DONALD KENNEDY: I think that the use of political loyalty tests in making appointments has reached almost epidemic proportions, and that concerns me a lot. If you have people with announced political convictions before the fact, I think it's very difficult for the public to trust the judgments they make as to their objectivity. I also think it risks making bad policies. If you have a regulatory agency like the Environmental Protection Agency, you want to be sure that the advice that they get is based on what's the best science, not what's the science that agrees with the conclusion that this administration would like to reach on policy grounds.
BROOKE GLADSTONE:What will be the early warning signs that this kind of political manipulation of advisory committees is actually having an effect on the quality of information that goes out to the public?
DONALD KENNEDY: Well I think it ought to be possible to monitor information that's given in various science agency web sites and see whether there are changes. That's probably the best early warning signal that you can get. There's a contrast between what the previous administration said in the CDC web site and what this administration changed it to. That's one indication, it seems to me, that's absolutely objective about how much scientific objectivity has been threatened in a new administration. The Center for Disease Control web site that spoke to the use of condoms, that spoke to the abortion issue, was quite radically revised during the Bush administration from a previous set of information that, for example, clearly indicated that abortion history doesn't have anything to do with breast cancer liability. the clinical evidence on that is very good. The new web site makes it much less clear that abortion history is unrelated to cancer liability. They simply left it so fuzzy that a reasonable reader would conclude that there was a relationship. And so I think the only cure for this is to exert some serious oversight of the process.
BROOKE GLADSTONE: What's the likelihood of that happening?
DONALD KENNEDY:Well, you know, Congress once had an Office of Technology Assessment. It led a very useful life until its dis-establishment some years ago.
BROOKE GLADSTONE: And in the meantime what's the public to do?
DONALD KENNEDY:Keep looking and watching. I think that over time, if this proves to be a chronic problem with the Bush administration, as I fear it may be, then more evidence will accumulate; there will be more coverage in the mainstream media; and people will start asking questions of their congressmen.
BROOKE GLADSTONE:Of course, it behooves the public to ask questions and to embrace the caveat emptor school of whatever they read in the press, but I know that you've expressed concern over various polls that suggest the public really has some wildly mistaken scientific views.
DONALD KENNEDY: Well I've been concerned with a poll quoted, I think, by Nicholas Kristof in the New York Times recently that said that although 80 percent of the American people believe in the Virgin birth, only 26 percent believe in evolution. I'm not going to go quarrel with anybody about their religious beliefs, but I think it's a little surprising that only a quarter of our citizens believe in the theory of evolution. Strikes me as extraordinary.

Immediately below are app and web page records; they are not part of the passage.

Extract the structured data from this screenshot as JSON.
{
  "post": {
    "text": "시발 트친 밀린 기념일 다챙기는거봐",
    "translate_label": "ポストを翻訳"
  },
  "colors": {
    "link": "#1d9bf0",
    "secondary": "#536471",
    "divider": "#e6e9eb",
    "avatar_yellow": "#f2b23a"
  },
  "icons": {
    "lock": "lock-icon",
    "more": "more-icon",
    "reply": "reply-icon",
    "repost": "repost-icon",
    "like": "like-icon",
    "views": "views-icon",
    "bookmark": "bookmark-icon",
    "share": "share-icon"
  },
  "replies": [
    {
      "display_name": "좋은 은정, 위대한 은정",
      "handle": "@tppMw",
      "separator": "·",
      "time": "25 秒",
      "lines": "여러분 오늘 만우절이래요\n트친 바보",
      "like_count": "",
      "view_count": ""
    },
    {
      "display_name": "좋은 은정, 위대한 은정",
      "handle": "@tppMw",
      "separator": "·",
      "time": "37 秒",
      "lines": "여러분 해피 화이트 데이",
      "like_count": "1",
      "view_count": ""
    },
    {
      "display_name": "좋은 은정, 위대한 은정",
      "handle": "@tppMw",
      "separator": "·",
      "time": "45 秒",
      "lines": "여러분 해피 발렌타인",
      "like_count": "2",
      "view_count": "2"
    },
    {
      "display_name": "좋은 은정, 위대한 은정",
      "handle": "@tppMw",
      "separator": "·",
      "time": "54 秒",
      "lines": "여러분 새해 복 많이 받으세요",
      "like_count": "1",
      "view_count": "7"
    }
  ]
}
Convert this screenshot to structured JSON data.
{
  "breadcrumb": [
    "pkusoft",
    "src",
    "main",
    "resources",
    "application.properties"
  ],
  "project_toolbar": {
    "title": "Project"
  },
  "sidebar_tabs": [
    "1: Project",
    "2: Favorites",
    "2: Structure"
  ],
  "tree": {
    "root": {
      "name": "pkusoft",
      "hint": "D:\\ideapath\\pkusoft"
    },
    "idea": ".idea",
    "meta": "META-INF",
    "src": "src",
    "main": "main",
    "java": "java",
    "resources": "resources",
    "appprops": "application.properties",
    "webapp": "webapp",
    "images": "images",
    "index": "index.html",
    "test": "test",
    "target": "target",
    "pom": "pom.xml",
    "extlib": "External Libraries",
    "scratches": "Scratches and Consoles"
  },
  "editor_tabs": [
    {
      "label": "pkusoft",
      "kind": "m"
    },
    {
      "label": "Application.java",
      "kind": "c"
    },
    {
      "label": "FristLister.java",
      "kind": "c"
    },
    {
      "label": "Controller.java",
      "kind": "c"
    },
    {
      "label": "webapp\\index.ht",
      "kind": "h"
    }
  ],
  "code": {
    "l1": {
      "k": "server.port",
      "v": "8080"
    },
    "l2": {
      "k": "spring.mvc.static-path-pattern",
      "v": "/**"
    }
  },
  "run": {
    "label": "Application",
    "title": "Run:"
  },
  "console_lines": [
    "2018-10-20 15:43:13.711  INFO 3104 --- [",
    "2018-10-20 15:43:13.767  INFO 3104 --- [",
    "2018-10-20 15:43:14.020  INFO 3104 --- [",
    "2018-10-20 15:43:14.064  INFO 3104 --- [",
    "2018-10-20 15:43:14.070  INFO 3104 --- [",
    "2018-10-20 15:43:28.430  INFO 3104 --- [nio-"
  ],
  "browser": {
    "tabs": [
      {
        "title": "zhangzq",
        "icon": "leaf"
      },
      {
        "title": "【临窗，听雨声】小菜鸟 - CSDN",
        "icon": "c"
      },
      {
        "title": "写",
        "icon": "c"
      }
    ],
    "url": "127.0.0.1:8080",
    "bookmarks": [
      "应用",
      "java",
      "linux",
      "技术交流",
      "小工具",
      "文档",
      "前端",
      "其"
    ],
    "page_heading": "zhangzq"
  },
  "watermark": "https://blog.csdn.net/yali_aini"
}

BROOKE GLADSTONE: So this is a lot bigger problem than merely the manipulation of scientific advisory committees.
DONALD KENNEDY: I think the problem ultimately has to be resolved through improving the quality of science education.
BROOKE GLADSTONE: Okay. Thanks a lot.
DONALD KENNEDY: Thank you.
BROOKE GLADSTONE: Donald Kennedy is editor in chief of the journal Science. [MUSIC]